— WHAT YOU HAVE TO DO —
Look for "icon" in the records and copy every line that has it.
Start of SOURCE RECORDS
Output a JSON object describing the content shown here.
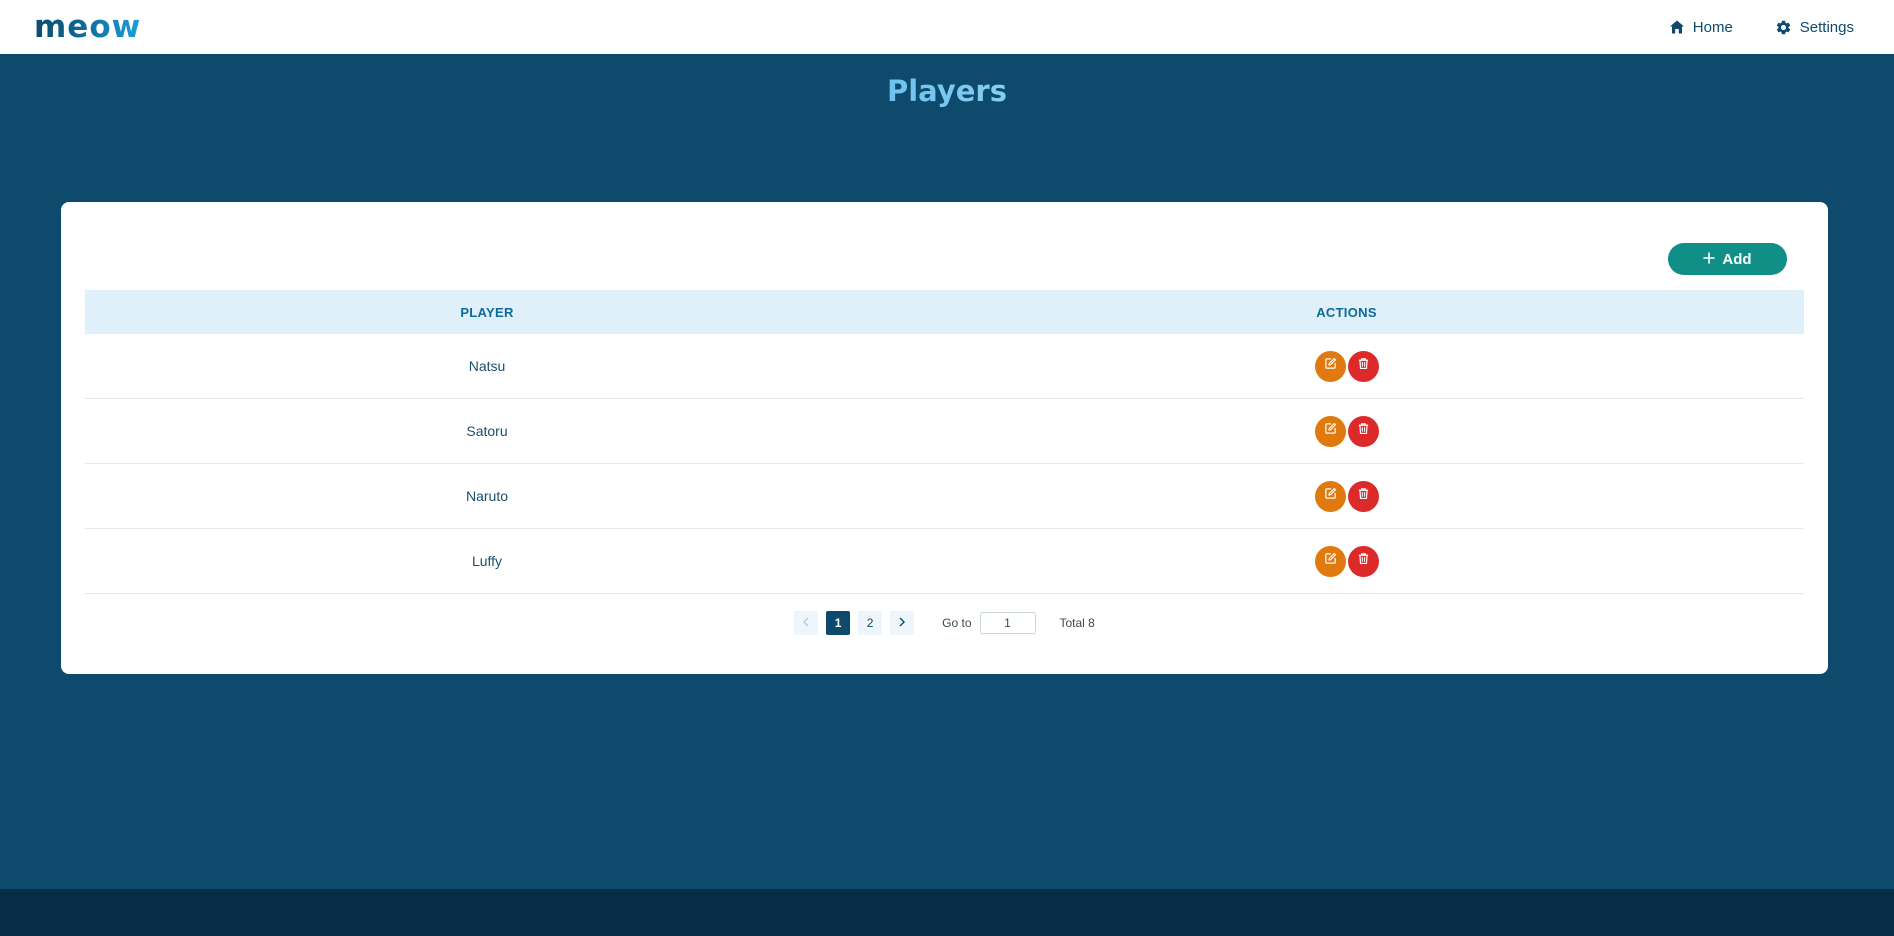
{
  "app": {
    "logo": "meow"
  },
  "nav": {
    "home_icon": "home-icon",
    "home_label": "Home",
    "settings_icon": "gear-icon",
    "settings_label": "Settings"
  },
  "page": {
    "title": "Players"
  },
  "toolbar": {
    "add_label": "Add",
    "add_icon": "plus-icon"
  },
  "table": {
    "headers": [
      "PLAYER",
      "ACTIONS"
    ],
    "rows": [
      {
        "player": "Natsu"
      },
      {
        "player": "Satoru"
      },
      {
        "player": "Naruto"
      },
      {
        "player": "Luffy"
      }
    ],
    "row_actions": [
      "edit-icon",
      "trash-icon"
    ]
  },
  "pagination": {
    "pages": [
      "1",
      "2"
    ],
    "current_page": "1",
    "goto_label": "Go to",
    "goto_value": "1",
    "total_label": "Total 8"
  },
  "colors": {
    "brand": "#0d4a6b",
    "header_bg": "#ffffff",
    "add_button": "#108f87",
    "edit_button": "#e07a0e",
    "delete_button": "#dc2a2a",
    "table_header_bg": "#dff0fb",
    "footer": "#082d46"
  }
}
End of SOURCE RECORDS
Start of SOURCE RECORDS
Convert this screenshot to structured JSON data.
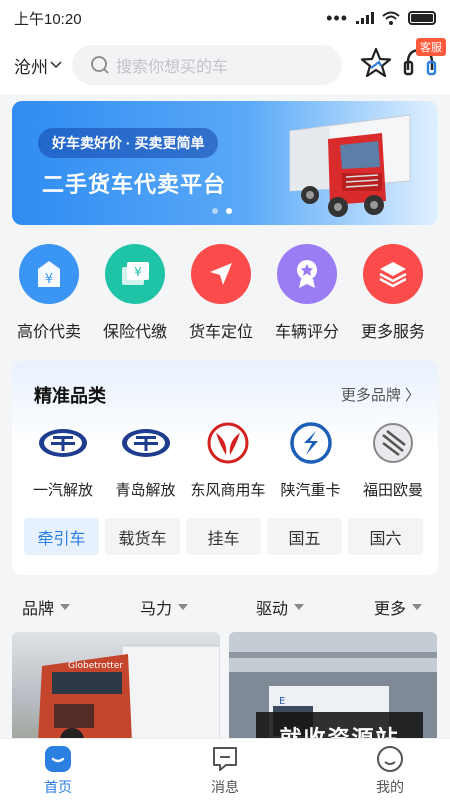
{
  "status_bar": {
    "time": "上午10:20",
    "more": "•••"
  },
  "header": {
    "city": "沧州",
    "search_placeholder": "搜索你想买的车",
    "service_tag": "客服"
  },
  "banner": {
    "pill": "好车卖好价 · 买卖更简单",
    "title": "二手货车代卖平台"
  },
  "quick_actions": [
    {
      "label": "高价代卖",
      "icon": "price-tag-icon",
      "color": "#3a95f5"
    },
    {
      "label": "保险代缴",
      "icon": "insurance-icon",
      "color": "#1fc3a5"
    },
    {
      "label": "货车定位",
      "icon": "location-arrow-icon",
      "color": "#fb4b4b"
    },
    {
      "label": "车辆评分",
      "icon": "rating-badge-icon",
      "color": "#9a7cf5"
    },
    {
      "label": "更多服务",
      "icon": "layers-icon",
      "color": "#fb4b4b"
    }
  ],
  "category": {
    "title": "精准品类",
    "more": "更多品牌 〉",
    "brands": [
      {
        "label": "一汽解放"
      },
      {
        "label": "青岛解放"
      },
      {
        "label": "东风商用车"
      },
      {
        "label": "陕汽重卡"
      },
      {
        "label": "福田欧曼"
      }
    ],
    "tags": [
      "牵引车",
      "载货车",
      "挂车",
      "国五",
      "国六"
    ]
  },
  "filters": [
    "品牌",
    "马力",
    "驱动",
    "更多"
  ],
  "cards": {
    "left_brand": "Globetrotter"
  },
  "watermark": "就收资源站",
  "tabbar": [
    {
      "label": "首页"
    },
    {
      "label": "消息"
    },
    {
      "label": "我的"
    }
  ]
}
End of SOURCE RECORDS
— SOLUTION TO THIS PROBLEM —
    "home_icon": "home-icon",
    "settings_icon": "gear-icon",
    "add_icon": "plus-icon"
      "edit-icon",
      "trash-icon"
      "icon": "price-tag-icon",
      "icon": "insurance-icon",
      "icon": "location-arrow-icon",
      "icon": "rating-badge-icon",
      "icon": "layers-icon",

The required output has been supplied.